By Antonio Marinucci and Marco Chiarabelli
There have been several new advancements in the last three generations of drilled displacement piles (DDP). Dan Brown is a civil engineer at Dan Brown & Associates stated the torque and crowd required to construct a drilled displacement pile is substantial…the energy required to install the pile is related to the resistance of the soil to the displacement, and so the piles are often installed to a depth that is controlled by the capabilities of the drilling rig. For the installation of conventional DDPs, Soilmec hydraulic drilling/piling rigs are capable of producing high torque and large crowd forces, which are needed for the desired pile diameters and depths.

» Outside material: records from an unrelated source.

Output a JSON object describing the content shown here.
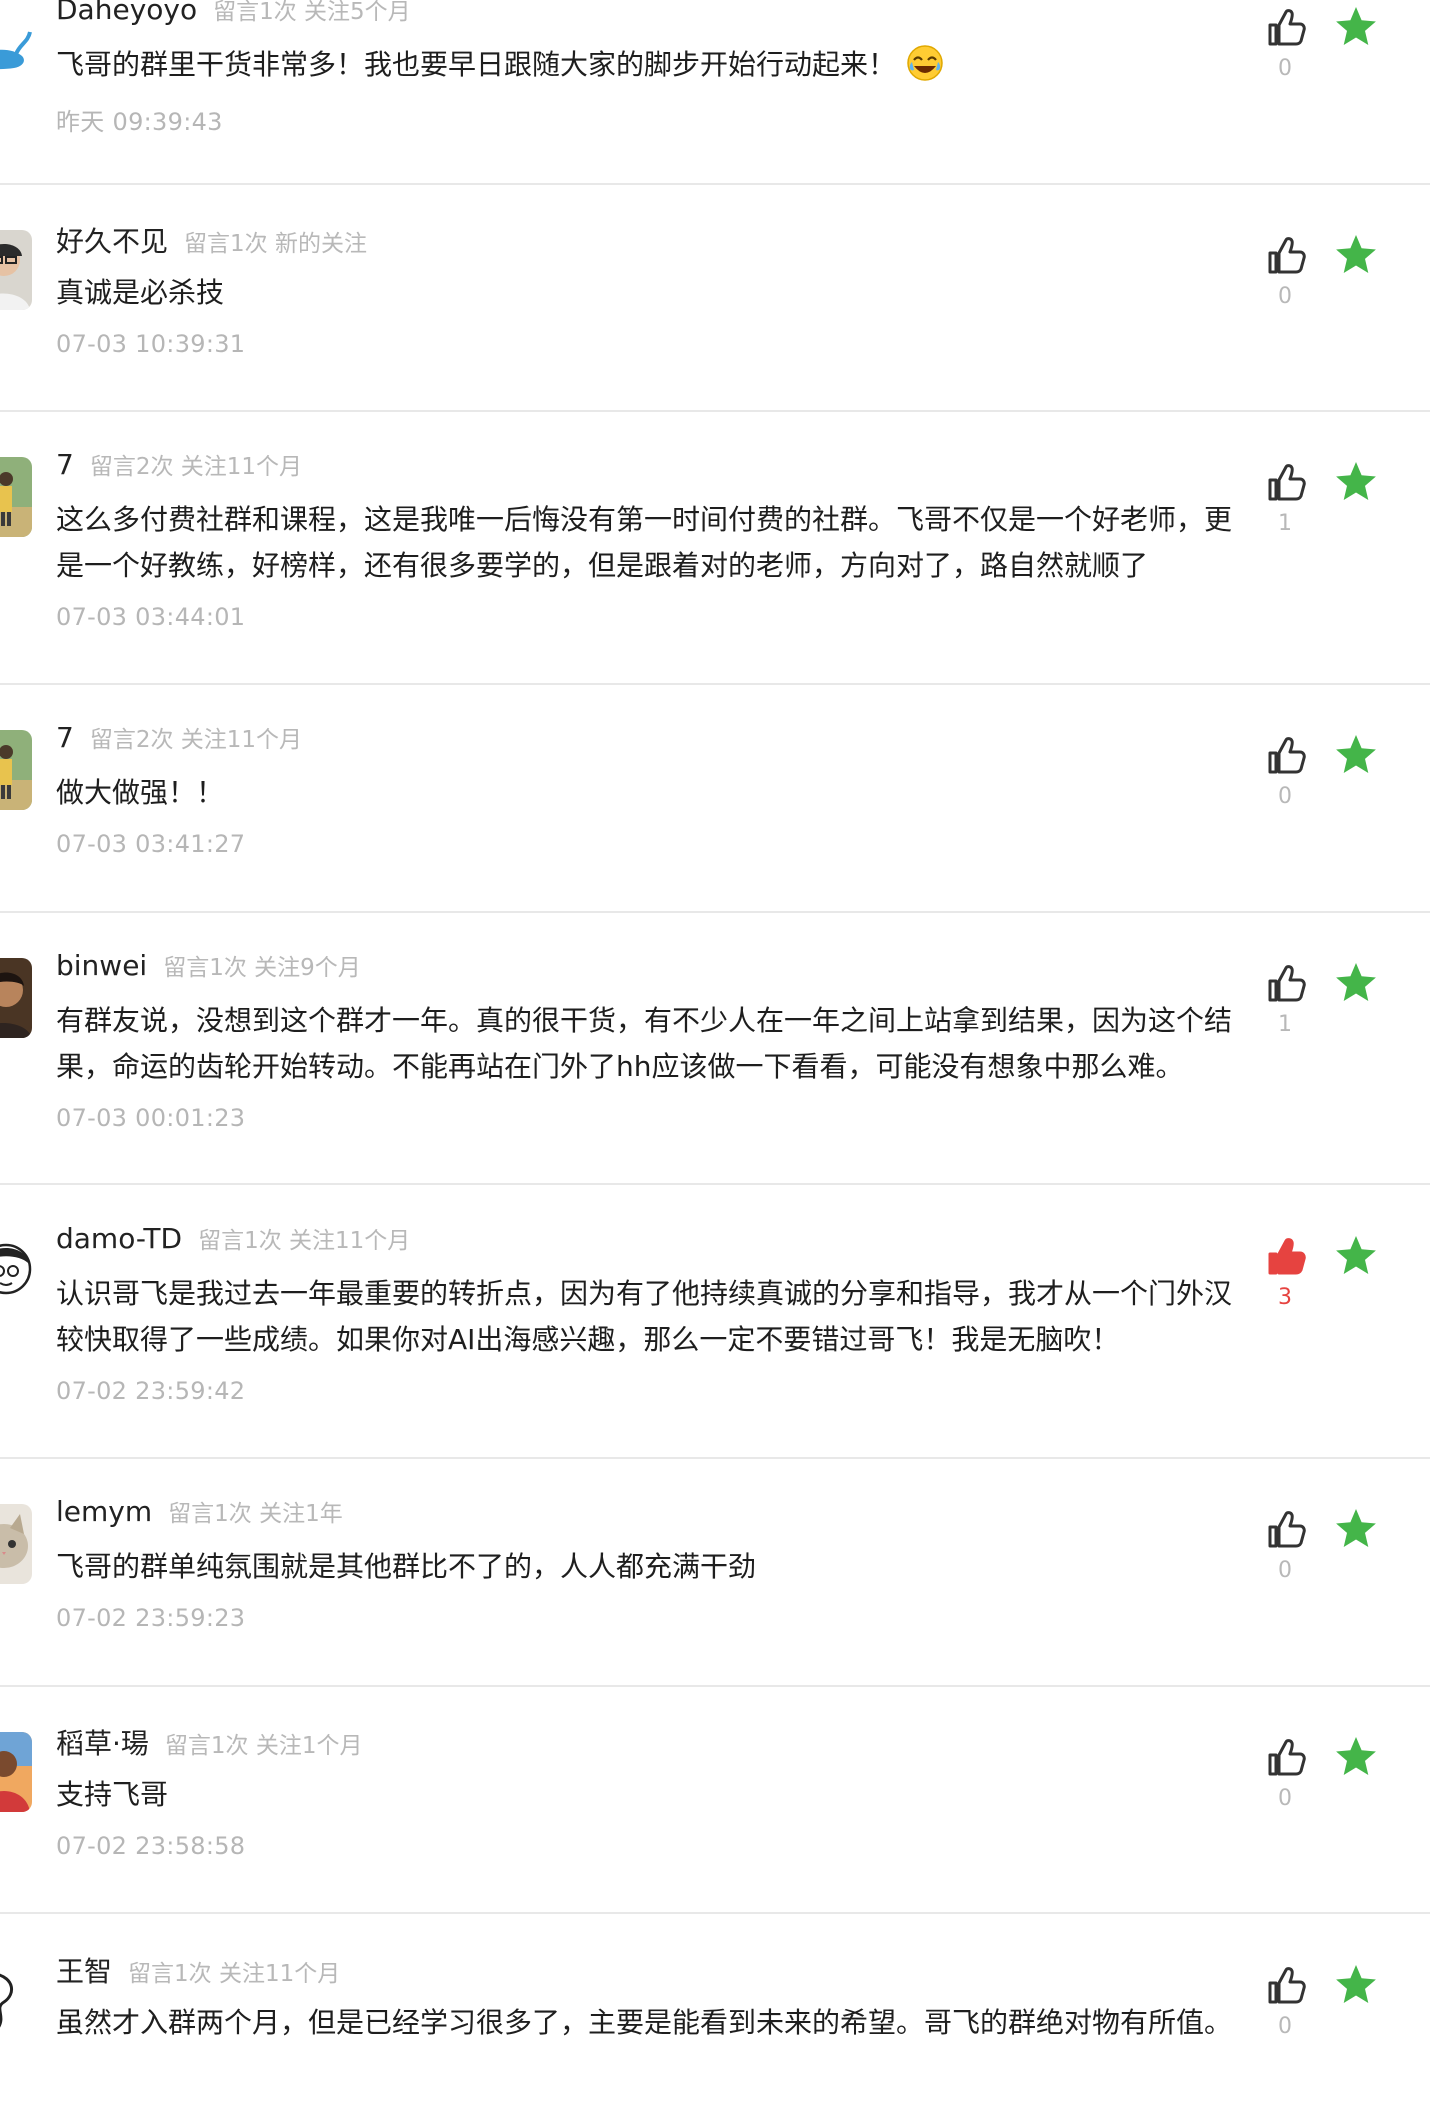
{
  "colors": {
    "star": "#44b549",
    "like_active": "#e64340",
    "like_inactive": "#333333"
  },
  "comments": [
    {
      "username": "Daheyoyo",
      "meta": "留言1次 关注5个月",
      "content": "飞哥的群里干货非常多！我也要早日跟随大家的脚步开始行动起来！",
      "emoji": "laughing-tears-emoji",
      "time": "昨天 09:39:43",
      "likes": "0",
      "liked": false,
      "avatar": "whale"
    },
    {
      "username": "好久不见",
      "meta": "留言1次 新的关注",
      "content": "真诚是必杀技",
      "time": "07-03 10:39:31",
      "likes": "0",
      "liked": false,
      "avatar": "person-glasses"
    },
    {
      "username": "7",
      "meta": "留言2次 关注11个月",
      "content": "这么多付费社群和课程，这是我唯一后悔没有第一时间付费的社群。飞哥不仅是一个好老师，更是一个好教练，好榜样，还有很多要学的，但是跟着对的老师，方向对了，路自然就顺了",
      "time": "07-03 03:44:01",
      "likes": "1",
      "liked": false,
      "avatar": "person-outdoor"
    },
    {
      "username": "7",
      "meta": "留言2次 关注11个月",
      "content": "做大做强！！",
      "time": "07-03 03:41:27",
      "likes": "0",
      "liked": false,
      "avatar": "person-outdoor"
    },
    {
      "username": "binwei",
      "meta": "留言1次 关注9个月",
      "content": "有群友说，没想到这个群才一年。真的很干货，有不少人在一年之间上站拿到结果，因为这个结果，命运的齿轮开始转动。不能再站在门外了hh应该做一下看看，可能没有想象中那么难。",
      "time": "07-03 00:01:23",
      "likes": "1",
      "liked": false,
      "avatar": "person-dark"
    },
    {
      "username": "damo-TD",
      "meta": "留言1次 关注11个月",
      "content": "认识哥飞是我过去一年最重要的转折点，因为有了他持续真诚的分享和指导，我才从一个门外汉较快取得了一些成绩。如果你对AI出海感兴趣，那么一定不要错过哥飞！我是无脑吹！",
      "time": "07-02 23:59:42",
      "likes": "3",
      "liked": true,
      "avatar": "cartoon-face"
    },
    {
      "username": "lemym",
      "meta": "留言1次 关注1年",
      "content": "飞哥的群单纯氛围就是其他群比不了的，人人都充满干劲",
      "time": "07-02 23:59:23",
      "likes": "0",
      "liked": false,
      "avatar": "cat"
    },
    {
      "username": "稻草·瑒",
      "meta": "留言1次 关注1个月",
      "content": "支持飞哥",
      "time": "07-02 23:58:58",
      "likes": "0",
      "liked": false,
      "avatar": "person-sunset"
    },
    {
      "username": "王智",
      "meta": "留言1次 关注11个月",
      "content": "虽然才入群两个月，但是已经学习很多了，主要是能看到未来的希望。哥飞的群绝对物有所值。",
      "time": "",
      "likes": "0",
      "liked": false,
      "avatar": "sketch"
    }
  ]
}
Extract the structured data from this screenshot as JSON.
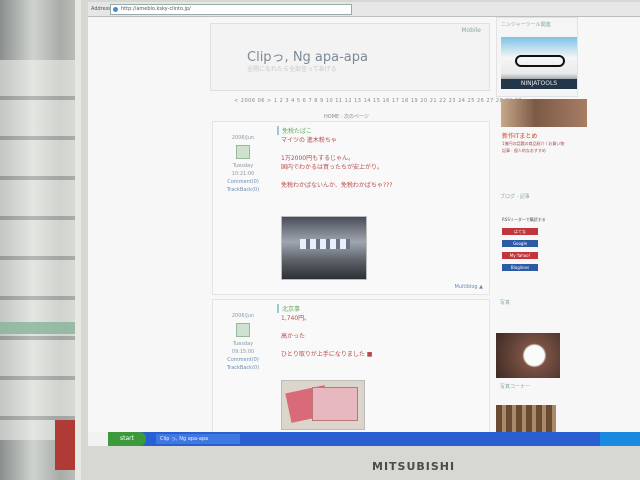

The early methods (prior to the 1970s) used to construct displacement piling (“first generation” piles) focused on either soil removal during the advancement of the tool or on the insertion of large casing into the ground during advancement. Moreover, relatively low torque (50-100 kN-m or 37,000 to 74,000 ft-lb) was required by the drilling equipment to perform these piles, but the production was slow. The methods comprising these first generation piles include Atlas piles, DeWaal piles, Franki VB piles, Fundex piles, and Olivier piles. The next version of displacement piles emerged during the 1970s and improved upon the production rate achievable during advancement by adding partial auger flighting near the bottom of the tooling. Methods comprising this second generation of displacement piling include Pressodrill pile, Tubex pile, SVB pile, and SVV pile. Since the 1980s and even more during the last two decades, there has been advancements in the tooling (e.g., increased diameters, and design of the flights and body to increase production), techniques (e.g., reduced vibrations, spoils, and noise), and drilling equipment (e.g., greater torque and pulldown crowd force, which permit larger diameters and greater depths). Methods comprising this third generation of DDP include: Omega pile, Berkel Auger Pressure Grouted Displacement (APGD) pile, Menard controlled modulus columns, Trevi Discrepiles, and displacement piles constructed using the Soilmec’s patented new compaction technology called Traction Compacting Tool (TCT) to reduce the crowd force required to perform displacement piles: It requires small size piling rigs (or it may enlarge their field of application) because the displacement process takes place during the tool extraction phase. To learn more about Soilmec’s TCT technology, contact us today.